◆ **Problem details**
What lines in the data below mention the string "icon"? Copy them out.

◆ **Given information**

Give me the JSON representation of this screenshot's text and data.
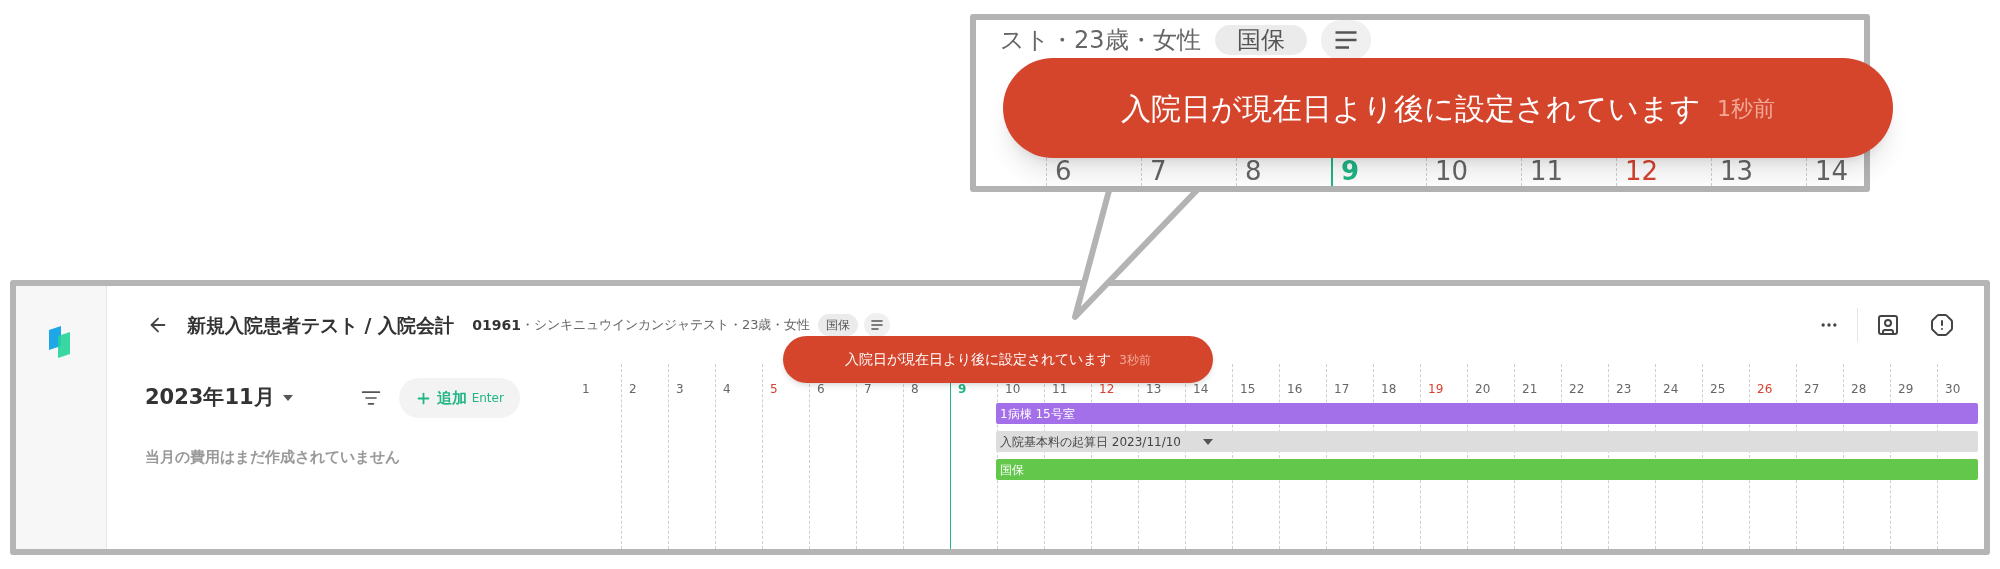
{
  "callout": {
    "patient_info": "スト・23歳・女性",
    "insurance_chip": "国保",
    "toast": {
      "message": "入院日が現在日より後に設定されています",
      "time": "1秒前"
    },
    "days": [
      {
        "label": "6",
        "kind": "weekday"
      },
      {
        "label": "7",
        "kind": "weekday"
      },
      {
        "label": "8",
        "kind": "weekday"
      },
      {
        "label": "9",
        "kind": "today"
      },
      {
        "label": "10",
        "kind": "weekday"
      },
      {
        "label": "11",
        "kind": "weekday"
      },
      {
        "label": "12",
        "kind": "sunday"
      },
      {
        "label": "13",
        "kind": "weekday"
      },
      {
        "label": "14",
        "kind": "weekday"
      }
    ]
  },
  "header": {
    "title": "新規入院患者テスト / 入院会計",
    "patient_id": "01961",
    "patient_info": "・シンキニュウインカンジャテスト・23歳・女性",
    "insurance_chip": "国保"
  },
  "toast": {
    "message": "入院日が現在日より後に設定されています",
    "time": "3秒前"
  },
  "month": "2023年11月",
  "add_button": {
    "label": "追加",
    "shortcut": "Enter"
  },
  "empty_message": "当月の費用はまだ作成されていません",
  "timeline": {
    "days": [
      {
        "label": "1",
        "kind": "weekday"
      },
      {
        "label": "2",
        "kind": "weekday"
      },
      {
        "label": "3",
        "kind": "weekday"
      },
      {
        "label": "4",
        "kind": "weekday"
      },
      {
        "label": "5",
        "kind": "sunday"
      },
      {
        "label": "6",
        "kind": "weekday"
      },
      {
        "label": "7",
        "kind": "weekday"
      },
      {
        "label": "8",
        "kind": "weekday"
      },
      {
        "label": "9",
        "kind": "today"
      },
      {
        "label": "10",
        "kind": "weekday"
      },
      {
        "label": "11",
        "kind": "weekday"
      },
      {
        "label": "12",
        "kind": "sunday"
      },
      {
        "label": "13",
        "kind": "weekday"
      },
      {
        "label": "14",
        "kind": "weekday"
      },
      {
        "label": "15",
        "kind": "weekday"
      },
      {
        "label": "16",
        "kind": "weekday"
      },
      {
        "label": "17",
        "kind": "weekday"
      },
      {
        "label": "18",
        "kind": "weekday"
      },
      {
        "label": "19",
        "kind": "sunday"
      },
      {
        "label": "20",
        "kind": "weekday"
      },
      {
        "label": "21",
        "kind": "weekday"
      },
      {
        "label": "22",
        "kind": "weekday"
      },
      {
        "label": "23",
        "kind": "weekday"
      },
      {
        "label": "24",
        "kind": "weekday"
      },
      {
        "label": "25",
        "kind": "weekday"
      },
      {
        "label": "26",
        "kind": "sunday"
      },
      {
        "label": "27",
        "kind": "weekday"
      },
      {
        "label": "28",
        "kind": "weekday"
      },
      {
        "label": "29",
        "kind": "weekday"
      },
      {
        "label": "30",
        "kind": "weekday"
      }
    ],
    "bars": [
      {
        "label": "1病棟 15号室",
        "kind": "plain",
        "color": "#a470ea"
      },
      {
        "label": "入院基本料の起算日 2023/11/10",
        "kind": "dropdown",
        "color": "#dddddd"
      },
      {
        "label": "国保",
        "kind": "plain",
        "color": "#62c74a"
      }
    ]
  }
}
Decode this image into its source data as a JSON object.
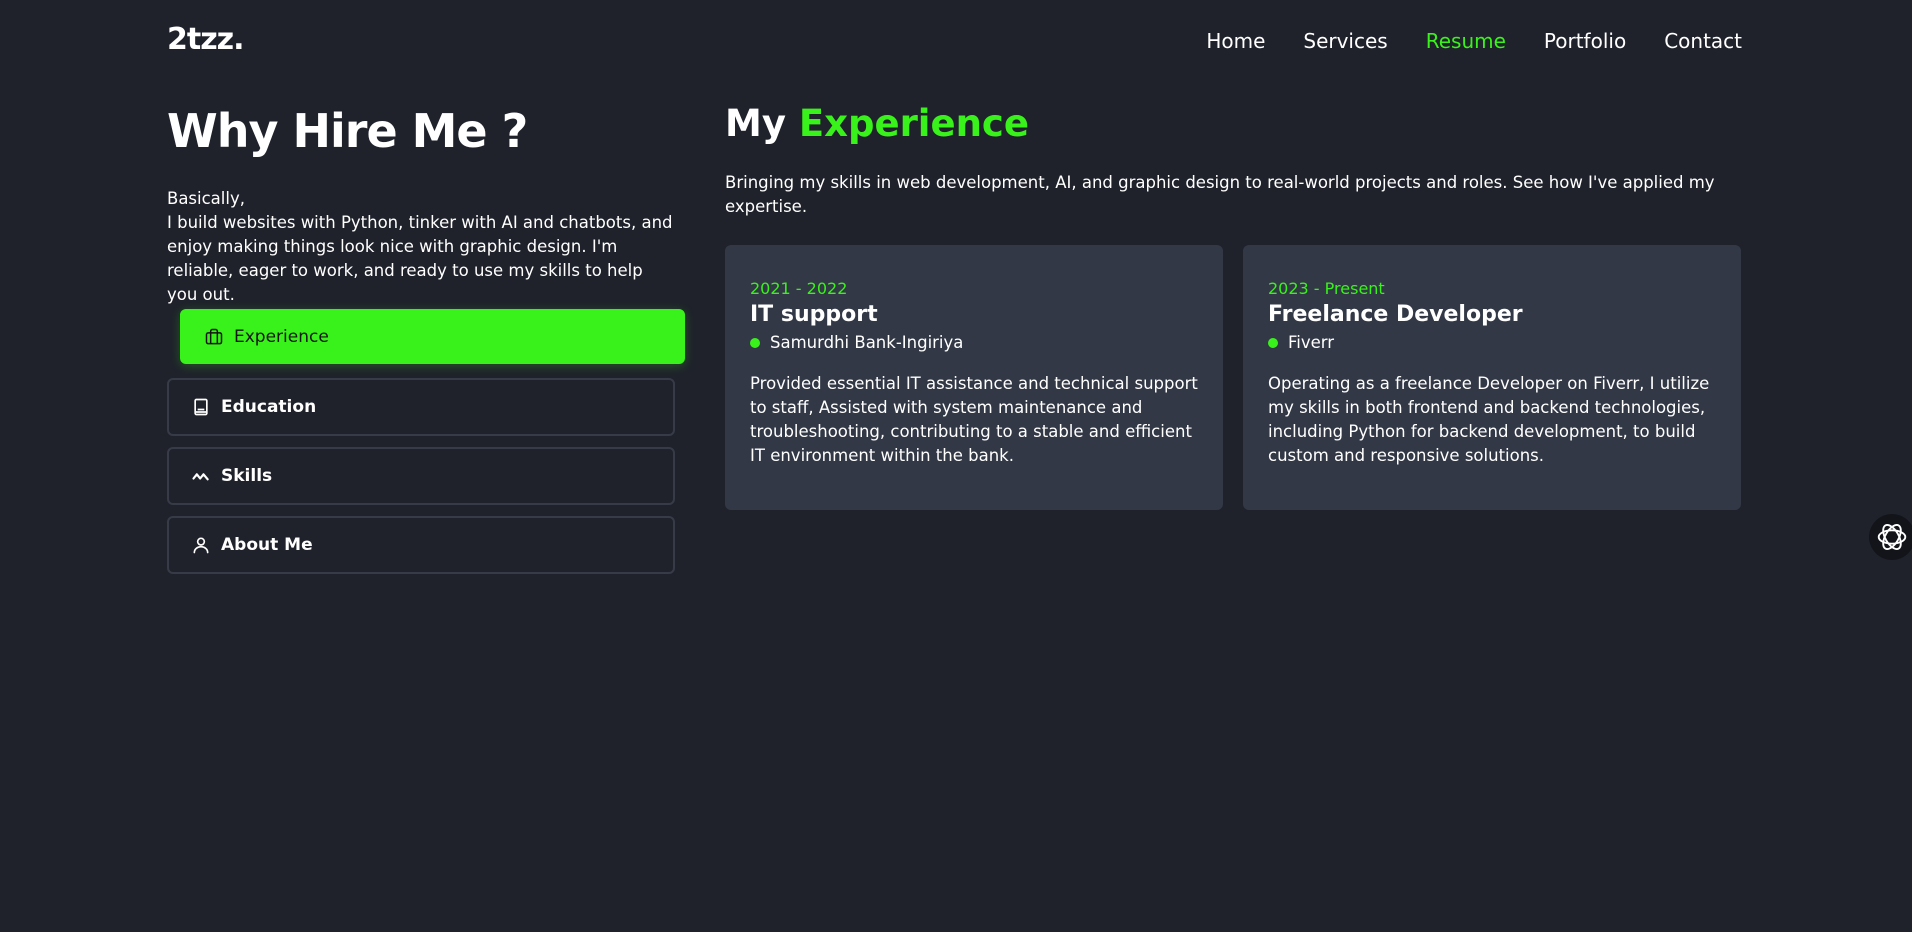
{
  "header": {
    "logo": "2tzz.",
    "nav": [
      {
        "label": "Home"
      },
      {
        "label": "Services"
      },
      {
        "label": "Resume",
        "active": true
      },
      {
        "label": "Portfolio"
      },
      {
        "label": "Contact"
      }
    ]
  },
  "left": {
    "title": "Why Hire Me ?",
    "intro_line1": "Basically,",
    "intro_line2": "I build websites with Python, tinker with AI and chatbots, and enjoy making things look nice with graphic design. I'm reliable, eager to work, and ready to use my skills to help you out.",
    "tabs": [
      {
        "label": "Experience",
        "icon": "briefcase-icon",
        "active": true
      },
      {
        "label": "Education",
        "icon": "book-icon"
      },
      {
        "label": "Skills",
        "icon": "wave-icon"
      },
      {
        "label": "About Me",
        "icon": "user-icon"
      }
    ]
  },
  "experience": {
    "title_prefix": "My",
    "title_accent": "Experience",
    "description": "Bringing my skills in web development, AI, and graphic design to real-world projects and roles. See how I've applied my expertise.",
    "cards": [
      {
        "period": "2021 - 2022",
        "role": "IT support",
        "org": "Samurdhi Bank-Ingiriya",
        "text": "Provided essential IT assistance and technical support to staff, Assisted with system maintenance and troubleshooting, contributing to a stable and efficient IT environment within the bank."
      },
      {
        "period": "2023 - Present",
        "role": "Freelance Developer",
        "org": "Fiverr",
        "text": "Operating as a freelance Developer on Fiverr, I utilize my skills in both frontend and backend technologies, including Python for backend development, to build custom and responsive solutions."
      }
    ]
  },
  "floating_widget": {
    "icon": "chat-widget-icon"
  },
  "colors": {
    "accent": "#3af21b",
    "background": "#1f222b",
    "card": "#323846",
    "border": "#363b47"
  }
}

◆ **Solution**
        "icon": "briefcase-icon",
        "icon": "book-icon"
        "icon": "wave-icon"
        "icon": "user-icon"
    "icon": "chat-widget-icon"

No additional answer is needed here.